It’s important for beginners to learn the rules of poker before playing. The basic rules include knowing how to deal the cards, betting structure, and table position. In addition, it is helpful to know how to calculate the odds of winning a particular hand. This will help you decide whether to call, raise, or fold.
Besides learning the basic rules, it is also crucial to know how to read other players. This is known as reading the player or picking up on “tells.” These tells are not just the subtle physical signals like scratching your nose or fiddling with your chips; they also refer to patterns that a player makes when they bet. For example, if a player makes small bets for the first few rounds but then suddenly starts raising large bets, it is likely that they have a strong hand.
A good poker player is always thinking about the odds and evaluating their own chances of winning. During a game, they will assess the strength of their hand, how much the pot is worth, and how much their opponent might be bluffing. They will also consider their own betting habits, such as whether they are a calling or a folding player.
Another important factor in winning poker is staying committed to your game plan. It is not uncommon for even the most skilled players to lose big hands, especially when they are learning. However, you can’t let this discourage you. Instead, keep working on your strategy and improving your play.
The most successful poker players are patient, know how to read other players, and are willing to make sacrifices in order to improve their skills. They will practice their game on a regular basis, study the game’s strategies, and invest time into networking with other players. They will also be willing to lose hands that they could have won by making the right decisions and to learn from their mistakes.
It’s a good idea for beginners to start by playing at the lowest limits. This will allow them to play against weaker players and learn the game without risking a lot of money. Additionally, they will be able to increase their stakes as their skill level increases.
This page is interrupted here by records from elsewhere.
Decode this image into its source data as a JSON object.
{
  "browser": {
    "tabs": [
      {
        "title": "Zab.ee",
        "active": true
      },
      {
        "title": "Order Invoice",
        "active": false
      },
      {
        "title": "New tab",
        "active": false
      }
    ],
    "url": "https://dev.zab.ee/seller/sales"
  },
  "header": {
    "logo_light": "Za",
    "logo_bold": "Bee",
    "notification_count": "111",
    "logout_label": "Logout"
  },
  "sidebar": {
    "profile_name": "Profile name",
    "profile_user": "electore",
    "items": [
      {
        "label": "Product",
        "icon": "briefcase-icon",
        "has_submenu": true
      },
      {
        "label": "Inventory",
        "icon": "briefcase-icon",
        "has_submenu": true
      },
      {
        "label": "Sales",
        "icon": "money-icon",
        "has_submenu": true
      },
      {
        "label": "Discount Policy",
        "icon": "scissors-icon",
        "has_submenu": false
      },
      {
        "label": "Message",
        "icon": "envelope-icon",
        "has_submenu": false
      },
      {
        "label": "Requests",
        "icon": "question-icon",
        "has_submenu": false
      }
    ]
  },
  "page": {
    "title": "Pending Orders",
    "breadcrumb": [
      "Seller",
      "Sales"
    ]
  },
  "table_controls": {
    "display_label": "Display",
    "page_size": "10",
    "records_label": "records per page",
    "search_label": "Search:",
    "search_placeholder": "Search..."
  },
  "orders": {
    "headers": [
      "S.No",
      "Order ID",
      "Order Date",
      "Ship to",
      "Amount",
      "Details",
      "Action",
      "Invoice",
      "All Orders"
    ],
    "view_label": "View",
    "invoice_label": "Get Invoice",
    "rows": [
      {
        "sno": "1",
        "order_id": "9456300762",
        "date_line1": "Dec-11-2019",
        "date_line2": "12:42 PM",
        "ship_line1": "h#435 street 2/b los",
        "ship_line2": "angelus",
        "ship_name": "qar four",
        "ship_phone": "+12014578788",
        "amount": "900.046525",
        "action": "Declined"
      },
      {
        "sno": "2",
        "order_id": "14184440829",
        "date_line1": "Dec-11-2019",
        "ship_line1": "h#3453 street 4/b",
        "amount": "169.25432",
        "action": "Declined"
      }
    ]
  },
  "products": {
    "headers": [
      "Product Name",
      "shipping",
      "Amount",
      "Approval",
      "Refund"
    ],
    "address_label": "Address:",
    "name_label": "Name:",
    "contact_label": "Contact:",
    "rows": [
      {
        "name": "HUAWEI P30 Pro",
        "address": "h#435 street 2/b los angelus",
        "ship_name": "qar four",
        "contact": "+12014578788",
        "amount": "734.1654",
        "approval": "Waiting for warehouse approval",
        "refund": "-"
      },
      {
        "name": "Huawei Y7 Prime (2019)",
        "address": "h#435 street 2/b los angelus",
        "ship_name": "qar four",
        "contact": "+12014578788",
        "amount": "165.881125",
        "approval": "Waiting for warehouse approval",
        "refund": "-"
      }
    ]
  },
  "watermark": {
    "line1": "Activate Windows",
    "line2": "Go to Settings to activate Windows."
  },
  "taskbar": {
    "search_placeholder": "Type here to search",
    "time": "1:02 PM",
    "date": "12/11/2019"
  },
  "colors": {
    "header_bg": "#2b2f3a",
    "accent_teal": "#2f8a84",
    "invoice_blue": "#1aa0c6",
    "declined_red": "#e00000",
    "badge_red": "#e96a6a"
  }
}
It is also a good idea to stick with the same strategy at all times, even if it gets boring or frustrating. This will enable them to maintain their focus and become a force to be reckoned with at the poker tables.